Bruno Marrier, Alexandre Durguerian, Julien Robineau, Mounir Chennaoui, Fabien Sauvet, Aurélie Servonnet, Julien Piscione, Bertrand Mathieu, Alexis Peeters, Mathieu Lacome, Jean-Benoit Morin and Yann Le Meur

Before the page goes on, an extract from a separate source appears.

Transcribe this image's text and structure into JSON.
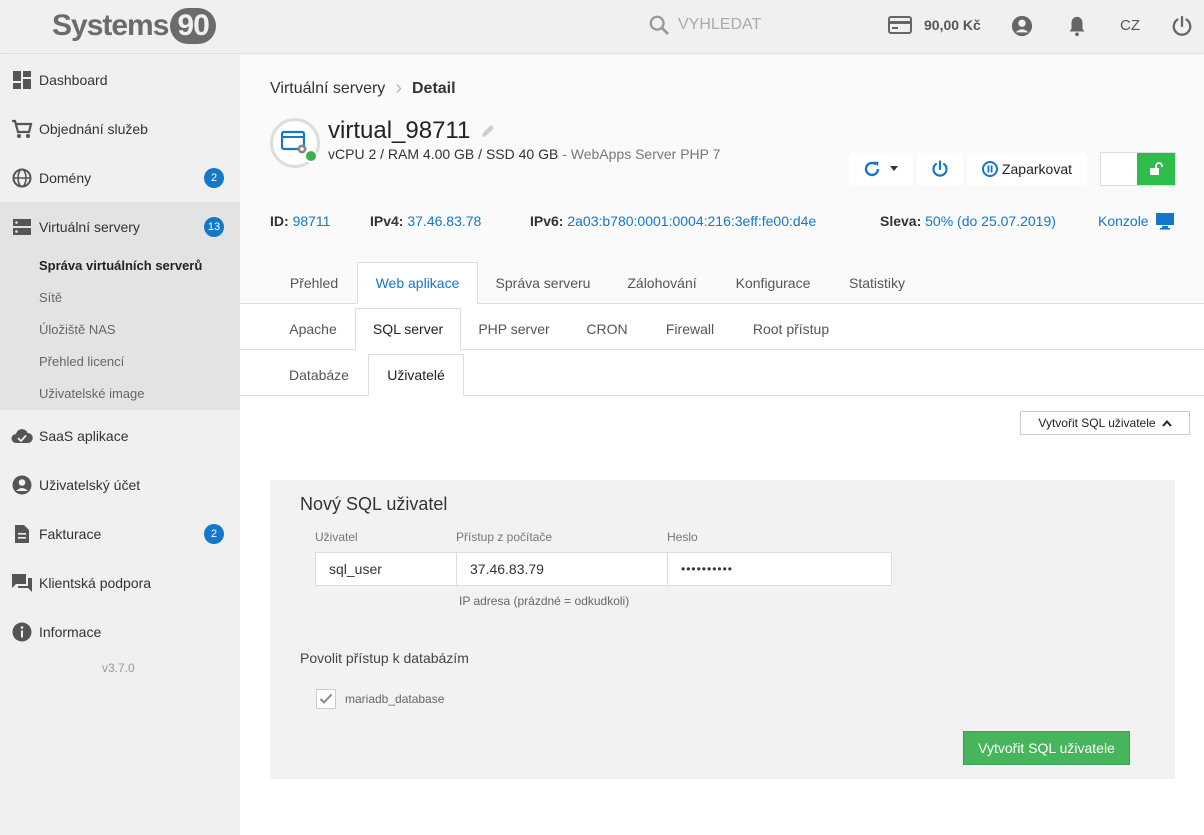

Purpose: Preconditioning strategies are considered opportunities to optimize performance on competition day. Although investigations conducted in rugby players on the effects of a morning preconditioning session have been done, additional work is warranted. The aim of this study was to monitor changes in physical and psychophysiological indicators among international Rugby-7s players after a priming exercise. Methods: In a randomized crossover design, 14 under-18 international Rugby-7s players completed, at 8:00 AM, a preconditioning session consisting of a warm-up followed by small-sided games, accelerations, and 2 × 50-m maximal sprints (Experimental), or no preloading session (Control). After a 2-h break, the players performed a set of six 30-m sprints and a Rugby-7s match. Recovery–stress state and salivary stress-marker levels were assessed before the preloading session (Pre), immediately after the preloading session (Post 1), before the testing session (Post 2), and after the testing session (Post 3). Results: Experimental–Control differences in performance across a repeated-sprint test consisting of six 30-m sprints were very likely trivial (+0.2, ±0.7%, 3/97/1%). During the match, the total distance covered and the frequency of decelerations were possibly lower (small) in Experimental compared with Control. Differences observed in the other parameters were unclear or possibly trivial. At Post 2, the perceived recovery–stress state was improved (small difference) in Experimental compared with Control. No difference in salivary cortisol response was observed, while the preconditioning session induced a higher stimulation of salivary testosterone and α-amylase. Conclusions: The players’ ability to repeat sprints and physical activity in match play did not improve, but their psychophysiological state was positively affected after the present preconditioning session.